Problem description: What is needed is a word-for-word restatement of all the entries.

Input records:
====
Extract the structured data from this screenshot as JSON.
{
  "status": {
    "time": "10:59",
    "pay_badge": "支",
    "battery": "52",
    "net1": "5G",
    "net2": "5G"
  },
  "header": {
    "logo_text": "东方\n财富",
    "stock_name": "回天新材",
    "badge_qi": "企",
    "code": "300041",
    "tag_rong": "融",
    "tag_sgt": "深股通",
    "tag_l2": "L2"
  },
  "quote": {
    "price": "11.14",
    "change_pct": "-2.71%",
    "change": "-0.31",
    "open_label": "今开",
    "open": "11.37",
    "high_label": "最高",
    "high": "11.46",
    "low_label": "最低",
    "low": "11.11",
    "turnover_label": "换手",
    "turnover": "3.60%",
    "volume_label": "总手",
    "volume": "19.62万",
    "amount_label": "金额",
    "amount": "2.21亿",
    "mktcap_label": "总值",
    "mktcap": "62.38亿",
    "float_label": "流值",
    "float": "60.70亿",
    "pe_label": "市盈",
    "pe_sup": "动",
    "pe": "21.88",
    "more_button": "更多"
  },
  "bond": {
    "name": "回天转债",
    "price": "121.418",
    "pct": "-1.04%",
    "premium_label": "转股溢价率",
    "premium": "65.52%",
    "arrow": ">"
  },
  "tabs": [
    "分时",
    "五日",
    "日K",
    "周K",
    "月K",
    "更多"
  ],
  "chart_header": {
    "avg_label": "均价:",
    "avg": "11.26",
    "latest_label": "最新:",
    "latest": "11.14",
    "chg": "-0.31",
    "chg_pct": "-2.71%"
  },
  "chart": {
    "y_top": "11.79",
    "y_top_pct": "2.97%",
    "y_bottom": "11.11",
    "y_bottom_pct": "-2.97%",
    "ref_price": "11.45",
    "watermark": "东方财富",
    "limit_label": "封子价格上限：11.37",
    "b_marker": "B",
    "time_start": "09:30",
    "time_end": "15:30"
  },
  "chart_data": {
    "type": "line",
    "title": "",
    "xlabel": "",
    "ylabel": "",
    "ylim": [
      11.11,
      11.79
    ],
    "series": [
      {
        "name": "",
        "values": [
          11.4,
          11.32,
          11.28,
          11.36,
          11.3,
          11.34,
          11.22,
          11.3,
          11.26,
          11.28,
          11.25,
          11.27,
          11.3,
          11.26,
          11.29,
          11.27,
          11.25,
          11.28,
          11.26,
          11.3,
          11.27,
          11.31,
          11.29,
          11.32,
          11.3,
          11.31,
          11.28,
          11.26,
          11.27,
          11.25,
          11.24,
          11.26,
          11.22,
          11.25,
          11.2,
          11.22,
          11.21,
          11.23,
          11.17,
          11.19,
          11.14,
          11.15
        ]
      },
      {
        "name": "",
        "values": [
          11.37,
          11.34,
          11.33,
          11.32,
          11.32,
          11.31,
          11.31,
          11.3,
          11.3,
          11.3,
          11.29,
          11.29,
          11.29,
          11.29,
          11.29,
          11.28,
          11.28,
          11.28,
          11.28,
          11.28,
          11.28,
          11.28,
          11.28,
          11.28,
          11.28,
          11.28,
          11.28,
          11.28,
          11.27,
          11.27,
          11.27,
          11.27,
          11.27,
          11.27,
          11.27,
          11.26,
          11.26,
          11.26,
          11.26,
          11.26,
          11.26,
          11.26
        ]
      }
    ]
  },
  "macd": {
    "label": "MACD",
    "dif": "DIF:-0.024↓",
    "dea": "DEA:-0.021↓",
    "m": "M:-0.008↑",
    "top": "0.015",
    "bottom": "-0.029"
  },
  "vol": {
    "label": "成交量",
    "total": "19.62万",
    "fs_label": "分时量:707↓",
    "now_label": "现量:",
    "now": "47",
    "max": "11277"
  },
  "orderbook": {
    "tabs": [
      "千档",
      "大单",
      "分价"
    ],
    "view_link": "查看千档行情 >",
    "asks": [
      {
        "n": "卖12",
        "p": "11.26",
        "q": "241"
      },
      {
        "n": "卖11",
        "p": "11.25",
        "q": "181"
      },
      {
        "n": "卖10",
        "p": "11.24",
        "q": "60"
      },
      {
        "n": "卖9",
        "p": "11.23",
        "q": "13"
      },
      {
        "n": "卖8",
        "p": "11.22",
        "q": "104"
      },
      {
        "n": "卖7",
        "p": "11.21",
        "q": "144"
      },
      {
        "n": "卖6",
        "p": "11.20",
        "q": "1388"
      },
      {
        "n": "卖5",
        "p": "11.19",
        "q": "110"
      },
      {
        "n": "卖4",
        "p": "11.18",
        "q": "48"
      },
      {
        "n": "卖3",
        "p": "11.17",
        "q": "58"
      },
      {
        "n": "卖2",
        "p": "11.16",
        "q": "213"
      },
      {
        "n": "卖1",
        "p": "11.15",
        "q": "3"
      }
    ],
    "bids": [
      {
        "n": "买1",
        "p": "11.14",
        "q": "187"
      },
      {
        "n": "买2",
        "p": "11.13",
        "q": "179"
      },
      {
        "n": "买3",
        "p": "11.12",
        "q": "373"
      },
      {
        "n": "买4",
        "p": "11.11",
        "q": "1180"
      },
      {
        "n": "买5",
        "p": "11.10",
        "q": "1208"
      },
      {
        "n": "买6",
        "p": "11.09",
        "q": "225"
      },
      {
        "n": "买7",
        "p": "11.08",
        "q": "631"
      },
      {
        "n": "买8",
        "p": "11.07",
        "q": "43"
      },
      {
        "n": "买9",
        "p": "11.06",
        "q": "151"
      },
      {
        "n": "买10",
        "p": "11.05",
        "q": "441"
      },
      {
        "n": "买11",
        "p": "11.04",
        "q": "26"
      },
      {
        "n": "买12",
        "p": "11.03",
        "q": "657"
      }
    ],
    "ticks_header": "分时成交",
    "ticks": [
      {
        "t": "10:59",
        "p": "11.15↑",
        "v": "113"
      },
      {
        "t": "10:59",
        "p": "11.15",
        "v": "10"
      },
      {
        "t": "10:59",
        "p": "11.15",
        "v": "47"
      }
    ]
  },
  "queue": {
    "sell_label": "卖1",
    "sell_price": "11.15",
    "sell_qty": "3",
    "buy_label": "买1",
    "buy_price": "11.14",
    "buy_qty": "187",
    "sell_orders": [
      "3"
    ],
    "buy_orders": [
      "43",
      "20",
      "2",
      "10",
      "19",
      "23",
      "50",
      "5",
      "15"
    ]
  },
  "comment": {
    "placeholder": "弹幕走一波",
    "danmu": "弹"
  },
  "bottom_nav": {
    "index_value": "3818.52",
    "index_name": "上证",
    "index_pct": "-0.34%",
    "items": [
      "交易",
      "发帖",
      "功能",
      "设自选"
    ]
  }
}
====
Output below:
Extract the structured data from this screenshot as JSON.
{
  "status": {
    "time": "10:59",
    "pay_badge": "支",
    "battery": "52",
    "net1": "5G",
    "net2": "5G"
  },
  "header": {
    "logo_text": "东方\n财富",
    "stock_name": "回天新材",
    "badge_qi": "企",
    "code": "300041",
    "tag_rong": "融",
    "tag_sgt": "深股通",
    "tag_l2": "L2"
  },
  "quote": {
    "price": "11.14",
    "change_pct": "-2.71%",
    "change": "-0.31",
    "open_label": "今开",
    "open": "11.37",
    "high_label": "最高",
    "high": "11.46",
    "low_label": "最低",
    "low": "11.11",
    "turnover_label": "换手",
    "turnover": "3.60%",
    "volume_label": "总手",
    "volume": "19.62万",
    "amount_label": "金额",
    "amount": "2.21亿",
    "mktcap_label": "总值",
    "mktcap": "62.38亿",
    "float_label": "流值",
    "float": "60.70亿",
    "pe_label": "市盈",
    "pe_sup": "动",
    "pe": "21.88",
    "more_button": "更多"
  },
  "bond": {
    "name": "回天转债",
    "price": "121.418",
    "pct": "-1.04%",
    "premium_label": "转股溢价率",
    "premium": "65.52%",
    "arrow": ">"
  },
  "tabs": [
    "分时",
    "五日",
    "日K",
    "周K",
    "月K",
    "更多"
  ],
  "chart_header": {
    "avg_label": "均价:",
    "avg": "11.26",
    "latest_label": "最新:",
    "latest": "11.14",
    "chg": "-0.31",
    "chg_pct": "-2.71%"
  },
  "chart": {
    "y_top": "11.79",
    "y_top_pct": "2.97%",
    "y_bottom": "11.11",
    "y_bottom_pct": "-2.97%",
    "ref_price": "11.45",
    "watermark": "东方财富",
    "limit_label": "封子价格上限：11.37",
    "b_marker": "B",
    "time_start": "09:30",
    "time_end": "15:30"
  },
  "chart_data": {
    "type": "line",
    "title": "",
    "xlabel": "",
    "ylabel": "",
    "ylim": [
      11.11,
      11.79
    ],
    "series": [
      {
        "name": "",
        "values": [
          11.4,
          11.32,
          11.28,
          11.36,
          11.3,
          11.34,
          11.22,
          11.3,
          11.26,
          11.28,
          11.25,
          11.27,
          11.3,
          11.26,
          11.29,
          11.27,
          11.25,
          11.28,
          11.26,
          11.3,
          11.27,
          11.31,
          11.29,
          11.32,
          11.3,
          11.31,
          11.28,
          11.26,
          11.27,
          11.25,
          11.24,
          11.26,
          11.22,
          11.25,
          11.2,
          11.22,
          11.21,
          11.23,
          11.17,
          11.19,
          11.14,
          11.15
        ]
      },
      {
        "name": "",
        "values": [
          11.37,
          11.34,
          11.33,
          11.32,
          11.32,
          11.31,
          11.31,
          11.3,
          11.3,
          11.3,
          11.29,
          11.29,
          11.29,
          11.29,
          11.29,
          11.28,
          11.28,
          11.28,
          11.28,
          11.28,
          11.28,
          11.28,
          11.28,
          11.28,
          11.28,
          11.28,
          11.28,
          11.28,
          11.27,
          11.27,
          11.27,
          11.27,
          11.27,
          11.27,
          11.27,
          11.26,
          11.26,
          11.26,
          11.26,
          11.26,
          11.26,
          11.26
        ]
      }
    ]
  },
  "macd": {
    "label": "MACD",
    "dif": "DIF:-0.024↓",
    "dea": "DEA:-0.021↓",
    "m": "M:-0.008↑",
    "top": "0.015",
    "bottom": "-0.029"
  },
  "vol": {
    "label": "成交量",
    "total": "19.62万",
    "fs_label": "分时量:707↓",
    "now_label": "现量:",
    "now": "47",
    "max": "11277"
  },
  "orderbook": {
    "tabs": [
      "千档",
      "大单",
      "分价"
    ],
    "view_link": "查看千档行情 >",
    "asks": [
      {
        "n": "卖12",
        "p": "11.26",
        "q": "241"
      },
      {
        "n": "卖11",
        "p": "11.25",
        "q": "181"
      },
      {
        "n": "卖10",
        "p": "11.24",
        "q": "60"
      },
      {
        "n": "卖9",
        "p": "11.23",
        "q": "13"
      },
      {
        "n": "卖8",
        "p": "11.22",
        "q": "104"
      },
      {
        "n": "卖7",
        "p": "11.21",
        "q": "144"
      },
      {
        "n": "卖6",
        "p": "11.20",
        "q": "1388"
      },
      {
        "n": "卖5",
        "p": "11.19",
        "q": "110"
      },
      {
        "n": "卖4",
        "p": "11.18",
        "q": "48"
      },
      {
        "n": "卖3",
        "p": "11.17",
        "q": "58"
      },
      {
        "n": "卖2",
        "p": "11.16",
        "q": "213"
      },
      {
        "n": "卖1",
        "p": "11.15",
        "q": "3"
      }
    ],
    "bids": [
      {
        "n": "买1",
        "p": "11.14",
        "q": "187"
      },
      {
        "n": "买2",
        "p": "11.13",
        "q": "179"
      },
      {
        "n": "买3",
        "p": "11.12",
        "q": "373"
      },
      {
        "n": "买4",
        "p": "11.11",
        "q": "1180"
      },
      {
        "n": "买5",
        "p": "11.10",
        "q": "1208"
      },
      {
        "n": "买6",
        "p": "11.09",
        "q": "225"
      },
      {
        "n": "买7",
        "p": "11.08",
        "q": "631"
      },
      {
        "n": "买8",
        "p": "11.07",
        "q": "43"
      },
      {
        "n": "买9",
        "p": "11.06",
        "q": "151"
      },
      {
        "n": "买10",
        "p": "11.05",
        "q": "441"
      },
      {
        "n": "买11",
        "p": "11.04",
        "q": "26"
      },
      {
        "n": "买12",
        "p": "11.03",
        "q": "657"
      }
    ],
    "ticks_header": "分时成交",
    "ticks": [
      {
        "t": "10:59",
        "p": "11.15↑",
        "v": "113"
      },
      {
        "t": "10:59",
        "p": "11.15",
        "v": "10"
      },
      {
        "t": "10:59",
        "p": "11.15",
        "v": "47"
      }
    ]
  },
  "queue": {
    "sell_label": "卖1",
    "sell_price": "11.15",
    "sell_qty": "3",
    "buy_label": "买1",
    "buy_price": "11.14",
    "buy_qty": "187",
    "sell_orders": [
      "3"
    ],
    "buy_orders": [
      "43",
      "20",
      "2",
      "10",
      "19",
      "23",
      "50",
      "5",
      "15"
    ]
  },
  "comment": {
    "placeholder": "弹幕走一波",
    "danmu": "弹"
  },
  "bottom_nav": {
    "index_value": "3818.52",
    "index_name": "上证",
    "index_pct": "-0.34%",
    "items": [
      "交易",
      "发帖",
      "功能",
      "设自选"
    ]
  }
}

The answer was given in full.